What to do: Reproduce every line of the material, exactly as given.

Exercise materials:
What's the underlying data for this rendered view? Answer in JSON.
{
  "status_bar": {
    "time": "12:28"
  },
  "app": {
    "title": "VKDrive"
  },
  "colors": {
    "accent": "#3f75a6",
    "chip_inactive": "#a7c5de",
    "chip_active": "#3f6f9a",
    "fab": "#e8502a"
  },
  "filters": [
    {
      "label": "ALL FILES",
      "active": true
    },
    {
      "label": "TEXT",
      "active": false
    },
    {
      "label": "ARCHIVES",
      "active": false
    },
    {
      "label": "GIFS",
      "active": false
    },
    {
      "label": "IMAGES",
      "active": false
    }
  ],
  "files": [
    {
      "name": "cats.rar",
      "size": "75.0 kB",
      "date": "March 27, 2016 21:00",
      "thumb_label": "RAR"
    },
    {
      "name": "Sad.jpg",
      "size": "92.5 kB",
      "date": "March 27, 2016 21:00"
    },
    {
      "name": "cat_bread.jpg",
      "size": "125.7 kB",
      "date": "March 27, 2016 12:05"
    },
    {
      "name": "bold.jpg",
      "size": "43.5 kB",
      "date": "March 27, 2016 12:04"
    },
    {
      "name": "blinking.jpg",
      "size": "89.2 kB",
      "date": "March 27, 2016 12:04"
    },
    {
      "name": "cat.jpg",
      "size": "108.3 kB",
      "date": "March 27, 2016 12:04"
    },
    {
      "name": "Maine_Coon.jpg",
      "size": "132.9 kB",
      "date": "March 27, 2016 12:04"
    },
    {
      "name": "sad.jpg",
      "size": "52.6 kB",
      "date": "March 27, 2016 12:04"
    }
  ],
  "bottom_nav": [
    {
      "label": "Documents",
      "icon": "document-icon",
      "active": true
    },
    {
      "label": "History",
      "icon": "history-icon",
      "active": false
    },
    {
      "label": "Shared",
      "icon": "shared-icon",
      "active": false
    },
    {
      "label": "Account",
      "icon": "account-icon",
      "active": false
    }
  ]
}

Task solution:
What's the underlying data for this rendered view? Answer in JSON.
{
  "status_bar": {
    "time": "12:28"
  },
  "app": {
    "title": "VKDrive"
  },
  "colors": {
    "accent": "#3f75a6",
    "chip_inactive": "#a7c5de",
    "chip_active": "#3f6f9a",
    "fab": "#e8502a"
  },
  "filters": [
    {
      "label": "ALL FILES",
      "active": true
    },
    {
      "label": "TEXT",
      "active": false
    },
    {
      "label": "ARCHIVES",
      "active": false
    },
    {
      "label": "GIFS",
      "active": false
    },
    {
      "label": "IMAGES",
      "active": false
    }
  ],
  "files": [
    {
      "name": "cats.rar",
      "size": "75.0 kB",
      "date": "March 27, 2016 21:00",
      "thumb_label": "RAR"
    },
    {
      "name": "Sad.jpg",
      "size": "92.5 kB",
      "date": "March 27, 2016 21:00"
    },
    {
      "name": "cat_bread.jpg",
      "size": "125.7 kB",
      "date": "March 27, 2016 12:05"
    },
    {
      "name": "bold.jpg",
      "size": "43.5 kB",
      "date": "March 27, 2016 12:04"
    },
    {
      "name": "blinking.jpg",
      "size": "89.2 kB",
      "date": "March 27, 2016 12:04"
    },
    {
      "name": "cat.jpg",
      "size": "108.3 kB",
      "date": "March 27, 2016 12:04"
    },
    {
      "name": "Maine_Coon.jpg",
      "size": "132.9 kB",
      "date": "March 27, 2016 12:04"
    },
    {
      "name": "sad.jpg",
      "size": "52.6 kB",
      "date": "March 27, 2016 12:04"
    }
  ],
  "bottom_nav": [
    {
      "label": "Documents",
      "icon": "document-icon",
      "active": true
    },
    {
      "label": "History",
      "icon": "history-icon",
      "active": false
    },
    {
      "label": "Shared",
      "icon": "shared-icon",
      "active": false
    },
    {
      "label": "Account",
      "icon": "account-icon",
      "active": false
    }
  ]
}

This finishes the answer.